One columnist, quoted in the book, "Reflections," about the Manzanar relocation center in California, made this argument: "I'm for the immediate removal of every Japanese on the West Coast to a point deep in the interior … let 'em be pinched, hurt, hungry … let us have no patience with the enemy or with anyone who carry his blood. Personally, I hate the Japanese."Hindsight can be 20/20, but Greenhut should understand that among all those unjustly interned were some whose interment was good for us and for the war effort -- something Greenhut dismisses with:
Last year when I first researched this topic, I found such bile to be common in newspapers. At the time, The Orange County Register's longtime co-publisher R.C. Hoiles was one of the only West Coast newspaper publishers to come out against the internment.
The justification was to protect against espionage and sabotage, although there was scant evidence that Japanese-Americans and Japanese nationals living on the West Coast had engaged in any such activities.But how could there be evidence unless there was the sort of spying on, wiretapping and monitoring that Greenhut abhors?
I have friends who lived in Manzanar, and I am well aware that the internment was ugly for all and unnecessary for nearly all. But the fact is this: There hasn't been any government call for internment of Muslims or any government effort that we know of that involves wholesale electronic spying on Muslims.
To fear such civil liberty breaches from within so much that you ignore the very real effort of some to undermine and destroy our freedoms, then that is the greater risk to freedom.
The Islamo-Socialist Front

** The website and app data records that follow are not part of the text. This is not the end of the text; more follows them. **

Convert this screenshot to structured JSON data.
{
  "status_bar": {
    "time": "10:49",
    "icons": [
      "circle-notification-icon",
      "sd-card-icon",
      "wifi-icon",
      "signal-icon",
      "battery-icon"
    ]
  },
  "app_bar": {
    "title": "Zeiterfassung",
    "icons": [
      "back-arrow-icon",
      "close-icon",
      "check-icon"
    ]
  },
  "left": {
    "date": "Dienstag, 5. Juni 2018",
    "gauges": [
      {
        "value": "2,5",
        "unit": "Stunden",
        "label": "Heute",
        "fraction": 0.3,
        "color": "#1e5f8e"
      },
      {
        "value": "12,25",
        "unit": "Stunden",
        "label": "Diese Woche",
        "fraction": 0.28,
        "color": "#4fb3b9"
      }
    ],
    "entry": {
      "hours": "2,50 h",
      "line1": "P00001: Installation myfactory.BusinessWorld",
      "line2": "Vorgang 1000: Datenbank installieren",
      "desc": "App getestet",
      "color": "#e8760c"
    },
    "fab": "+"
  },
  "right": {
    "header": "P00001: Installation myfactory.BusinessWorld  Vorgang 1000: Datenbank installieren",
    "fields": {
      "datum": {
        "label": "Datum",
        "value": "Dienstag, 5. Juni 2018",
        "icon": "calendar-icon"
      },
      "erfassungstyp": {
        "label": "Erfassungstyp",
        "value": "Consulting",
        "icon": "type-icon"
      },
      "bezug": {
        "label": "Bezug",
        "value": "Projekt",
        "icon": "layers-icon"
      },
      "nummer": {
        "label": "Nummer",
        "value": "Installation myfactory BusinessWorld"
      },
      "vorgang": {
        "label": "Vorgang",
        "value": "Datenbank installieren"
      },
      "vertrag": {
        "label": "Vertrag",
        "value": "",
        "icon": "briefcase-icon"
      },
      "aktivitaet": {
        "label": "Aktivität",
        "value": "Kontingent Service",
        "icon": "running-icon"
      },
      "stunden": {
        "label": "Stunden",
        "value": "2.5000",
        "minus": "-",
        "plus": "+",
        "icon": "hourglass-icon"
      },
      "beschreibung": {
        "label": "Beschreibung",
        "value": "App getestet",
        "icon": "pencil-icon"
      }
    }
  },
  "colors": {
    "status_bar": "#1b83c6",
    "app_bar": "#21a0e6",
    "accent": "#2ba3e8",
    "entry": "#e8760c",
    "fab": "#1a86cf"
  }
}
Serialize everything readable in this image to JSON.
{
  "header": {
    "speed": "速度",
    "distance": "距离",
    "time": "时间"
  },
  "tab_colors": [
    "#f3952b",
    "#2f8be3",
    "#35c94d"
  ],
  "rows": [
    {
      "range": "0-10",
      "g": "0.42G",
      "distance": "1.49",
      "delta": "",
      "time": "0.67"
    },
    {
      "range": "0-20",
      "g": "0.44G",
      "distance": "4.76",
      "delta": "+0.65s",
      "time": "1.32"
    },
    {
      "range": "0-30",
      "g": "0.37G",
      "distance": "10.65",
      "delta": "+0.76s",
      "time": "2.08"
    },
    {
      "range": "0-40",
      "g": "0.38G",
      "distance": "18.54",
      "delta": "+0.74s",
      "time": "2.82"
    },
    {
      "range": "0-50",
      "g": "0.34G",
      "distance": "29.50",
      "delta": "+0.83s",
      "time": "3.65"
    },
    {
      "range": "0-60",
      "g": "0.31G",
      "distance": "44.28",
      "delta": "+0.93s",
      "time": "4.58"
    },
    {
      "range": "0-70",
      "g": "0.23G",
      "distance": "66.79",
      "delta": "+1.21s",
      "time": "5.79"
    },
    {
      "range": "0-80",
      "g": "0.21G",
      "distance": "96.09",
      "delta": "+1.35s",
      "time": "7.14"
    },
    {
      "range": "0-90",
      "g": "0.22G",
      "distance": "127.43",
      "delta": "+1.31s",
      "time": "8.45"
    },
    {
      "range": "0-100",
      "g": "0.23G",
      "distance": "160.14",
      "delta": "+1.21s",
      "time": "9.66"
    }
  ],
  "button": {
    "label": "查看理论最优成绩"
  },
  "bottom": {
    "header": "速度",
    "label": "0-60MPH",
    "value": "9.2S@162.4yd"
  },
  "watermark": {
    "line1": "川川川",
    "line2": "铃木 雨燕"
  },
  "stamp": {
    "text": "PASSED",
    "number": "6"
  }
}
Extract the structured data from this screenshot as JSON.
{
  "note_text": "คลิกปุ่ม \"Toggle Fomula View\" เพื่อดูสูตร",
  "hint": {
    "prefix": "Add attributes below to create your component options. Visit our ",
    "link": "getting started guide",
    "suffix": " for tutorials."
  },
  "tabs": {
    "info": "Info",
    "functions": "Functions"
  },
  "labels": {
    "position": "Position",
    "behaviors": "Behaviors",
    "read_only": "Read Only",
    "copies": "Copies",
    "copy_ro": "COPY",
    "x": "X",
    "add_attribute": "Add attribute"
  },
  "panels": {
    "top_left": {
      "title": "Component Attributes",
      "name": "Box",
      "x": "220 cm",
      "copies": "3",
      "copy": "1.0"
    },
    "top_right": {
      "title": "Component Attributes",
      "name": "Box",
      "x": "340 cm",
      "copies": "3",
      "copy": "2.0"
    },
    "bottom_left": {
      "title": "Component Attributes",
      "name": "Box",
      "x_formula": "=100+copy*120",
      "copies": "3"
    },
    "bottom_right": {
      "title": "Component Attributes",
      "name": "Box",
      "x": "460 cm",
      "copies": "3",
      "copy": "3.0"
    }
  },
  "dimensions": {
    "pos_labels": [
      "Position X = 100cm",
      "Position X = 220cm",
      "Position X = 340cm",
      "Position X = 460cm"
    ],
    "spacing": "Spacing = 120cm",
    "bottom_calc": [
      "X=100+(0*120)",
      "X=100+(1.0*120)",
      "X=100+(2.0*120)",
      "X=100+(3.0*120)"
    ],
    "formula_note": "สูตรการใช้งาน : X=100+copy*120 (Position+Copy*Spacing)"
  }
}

Two terrible regimes are getting together today as the Venezuelan vampire drops by to visit the Tehraniacs. No good will come of this.
McGovern: The Dems' Vietnam
Look at the Dem Prez hopefuls and you see candidates who are running on a platform that speaks to activist core of the part, with planks on peace, economic justice and social equality.
If that sounds mistily familiar, think back to McGovern, says poli-sci prof and author Bruce Miroff. He looks at today's situation through a lens of an ongoing McGovern shock to the Dems:
Republican political ascendancy since the Reagan presidency has centered on a few core—and clear—principles: limited government, the free market, a strong military, traditional values. The Democrats’ alternative public philosophy is far less distinct. For decades, their party had had trouble articulating what it cares about and what it believes. Republicans have been proud to call themselves conservatives. Democrats have not really wanted to call themselves anything in particular.Miroff is, of course, right. Today's candidates all remember the McGovern debacle well, just as they remember the Reagan juggernaut. What they're forgetting is that there is a place in Dem-dom somewhere between the unrealistic positions of McGovern or Markos Moulitsas and the hard right positions of the Conservative revolution.
I argue in my recently published book, The Liberals’ Moment: The McGovern Insurgency and the Identity Crisis of the Democratic Party, that the McGovern campaign was the last time that a presidential nominee of the Democratic Party voiced a full-fledged public philosophy: liberalism. ...
But McGovern lost by a huge margin, crushed by a landslide in which forty-nine states voted for the incumbent, none other than Richard Nixon. ...
A legacy of the McGovern campaign was that it made Democrats lose confidence in their longstanding public philosophy even as Republicans were gaining confidence in their new one. The McGovern defeat can thus be seen as a profound trauma for contemporary Democrats, a political and psychic wound that has been covered over with layers of denial and defensiveness. (History News Network)
It may take another generation for the Dems to leave McGovern behind and find a new voice for the party -- a bit of New Deal, a bit of populism, a bit of progressivism (as in embracing change, not running from it as the Dems are today). Hillary is the embodiment of McGovernitis, with her unwillingness to take a position on anything, her searching for something safe and electable to believe in.
Not that this augers well for the GOP in 2008. The people are free to elect people who can't say what they believe in -- especially if the people don't know what they believe in either.